The buck harassed the two does until they ran away in frustration and headed in our direction. I was 28 feet up in the tree and had a great vantage point. I could see eight more deer coming out of the brush. As soon as the two does spotted them, they ran to join the party. The buck stood in the wheatfield and watched, but I was sure he'd come in at any moment.
Now, with 10 does feeding underneath us, Ron gently lifted his BowTech and turned to face the does, and at the same time the buck started in our direction. At the last minute, he veered off into the brush and disappeared. Ron looked up at me in disbelief. We were both disappointed.

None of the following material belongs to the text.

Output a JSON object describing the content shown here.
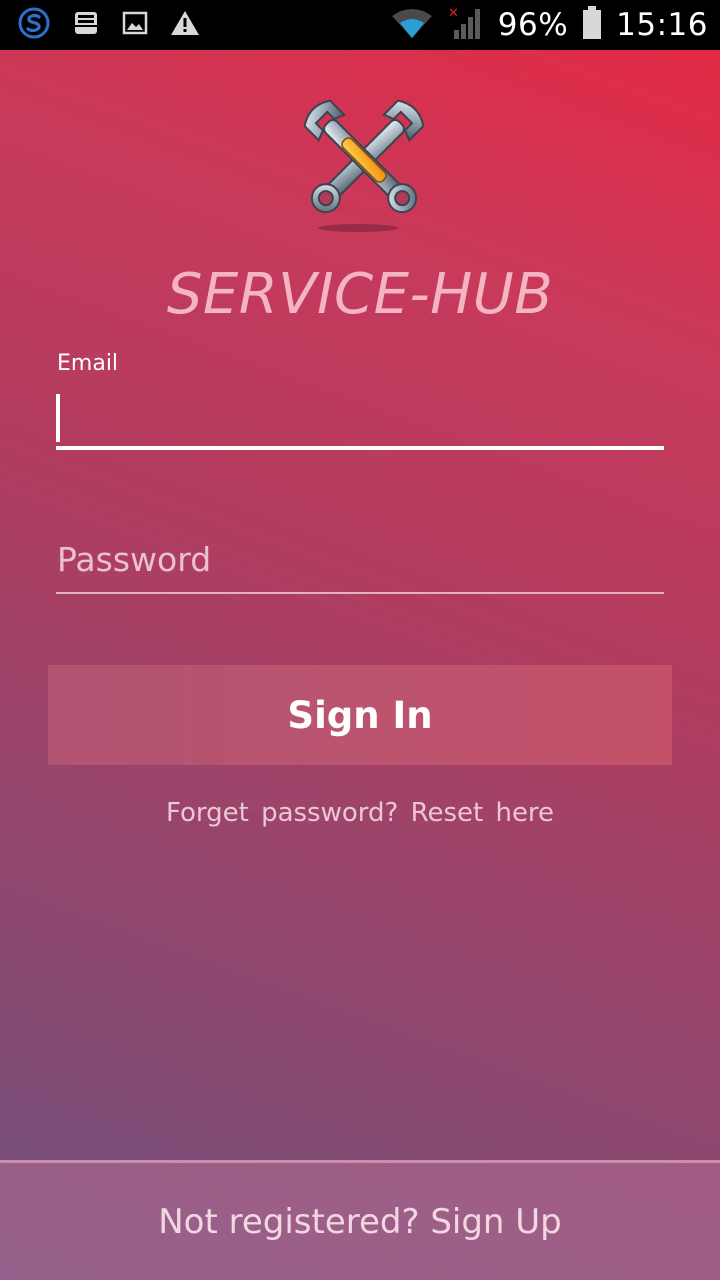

For another 10 minutes, I kept watch over the brush to my right, hoping the buck would reappear, and he did! He was moving through the plum thicket in our direction, and I was confident Ron had seen him, too. I was nervous that his course would put him downwind of our tree, but so far he just skirted our scent.
The buck was now broadside, a mere 10 yards away. With my camera rolling, I waited for Ron's arrow to pass through the great buck. But nothing happened. Easing forward, I looked down to see what was wrong. Ron was facing the does. He had no idea the buck was there!

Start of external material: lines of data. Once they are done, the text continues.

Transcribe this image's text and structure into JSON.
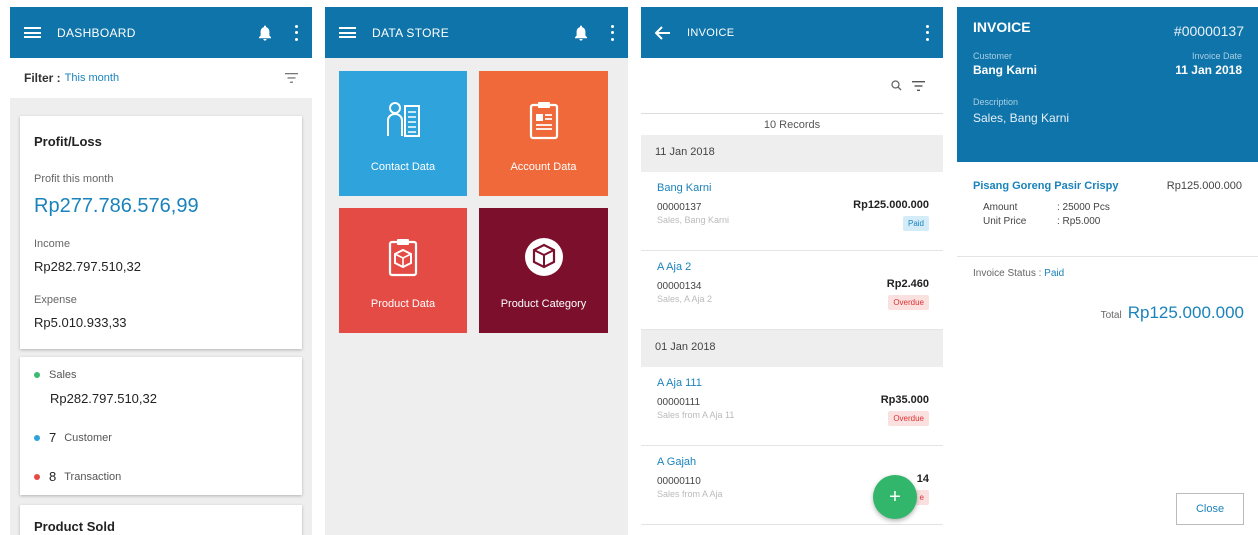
{
  "dashboard": {
    "title": "DASHBOARD",
    "filter_label": "Filter :",
    "filter_value": "This month",
    "profit_card_title": "Profit/Loss",
    "profit_label": "Profit this month",
    "profit_value": "Rp277.786.576,99",
    "income_label": "Income",
    "income_value": "Rp282.797.510,32",
    "expense_label": "Expense",
    "expense_value": "Rp5.010.933,33",
    "sales_label": "Sales",
    "sales_value": "Rp282.797.510,32",
    "customer_count": "7",
    "customer_label": "Customer",
    "transaction_count": "8",
    "transaction_label": "Transaction",
    "product_sold_title": "Product Sold"
  },
  "datastore": {
    "title": "DATA STORE",
    "tiles": [
      {
        "label": "Contact Data",
        "color": "#2ea3dc"
      },
      {
        "label": "Account Data",
        "color": "#f0693a"
      },
      {
        "label": "Product Data",
        "color": "#e54b45"
      },
      {
        "label": "Product Category",
        "color": "#7c0f2c"
      }
    ]
  },
  "invoice_list": {
    "title": "INVOICE",
    "records": "10 Records",
    "groups": [
      {
        "date": "11 Jan 2018",
        "items": [
          {
            "name": "Bang Karni",
            "number": "00000137",
            "desc": "Sales, Bang Karni",
            "amount": "Rp125.000.000",
            "status": "Paid"
          },
          {
            "name": "A Aja 2",
            "number": "00000134",
            "desc": "Sales, A Aja 2",
            "amount": "Rp2.460",
            "status": "Overdue"
          }
        ]
      },
      {
        "date": "01 Jan 2018",
        "items": [
          {
            "name": "A Aja 111",
            "number": "00000111",
            "desc": "Sales from A Aja 11",
            "amount": "Rp35.000",
            "status": "Overdue"
          },
          {
            "name": "A Gajah",
            "number": "00000110",
            "desc": "Sales from A Aja",
            "amount": "14",
            "status": "e"
          }
        ]
      }
    ],
    "fab": "+"
  },
  "invoice_detail": {
    "title": "INVOICE",
    "number": "#00000137",
    "customer_label": "Customer",
    "customer": "Bang Karni",
    "date_label": "Invoice Date",
    "date": "11 Jan 2018",
    "desc_label": "Description",
    "desc": "Sales, Bang Karni",
    "item_name": "Pisang Goreng Pasir Crispy",
    "item_price": "Rp125.000.000",
    "amount_label": "Amount",
    "amount_value": ": 25000 Pcs",
    "unit_label": "Unit Price",
    "unit_value": ": Rp5.000",
    "status_label": "Invoice Status :",
    "status_value": "Paid",
    "total_label": "Total",
    "total_value": "Rp125.000.000",
    "close_label": "Close"
  },
  "colors": {
    "primary": "#0f74aa",
    "accent": "#1a83bb",
    "fab": "#32b66c"
  }
}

Now the buck turned and headed downwind. His nose definitely had caught something, but he never spooked. All I can guess is that he was so close that our scent was blowing over him.
Thinking the deer would detect us, I had never moved my camera. Now I had a dilemma: Ron was going to get a close shot, but my camera was facing the wrong direction. To get the kill on tape, I'd need to turn it 180 degrees. With 10 does and a big buck less than 20 yards away, that could be risky.
I decided to risk it. With painfully slow movement, I turned the video camera toward the buck that had now walked out of the trees. Ron spotted the deer and drew his bow. Five seconds later, his broadhead passed through the buck's chest, and we watched the deer run out into the wheatfield and go down.
We were so pumped, neither of us remembered getting out of the tree. We may have just jumped out! To top it off, Kent and Bill drove out to pick us up, and they shared the moment with us. It was hard to keep our excitement contained. A day like this comes around once in a lifetime. We had pulled out a miracle in the ninth. And this time it was a triple! Author's Notes: For this hunt, I used a 72-lb. BowTech Guardian, Muzzy MX-3 broadhead, and King of the Mountain Wool Clothing. Bill Gaunt used a 60-lb. BowTech Extreme VFT, Slick Trick broadhead, and King of the Mountain Wool. Ron Baxley used a 70-lb. BowTech Allegiance, Wasp Jackhammer head, and Predator Camouflage. Watch both Ron's and my kills on Bowsite.com's new Bowhunting.TV video showcase. Pat Lefemine is the founder of Bowsite.com and a regular Bowhunter Contributor. He lives with his family in Union, Connecticut.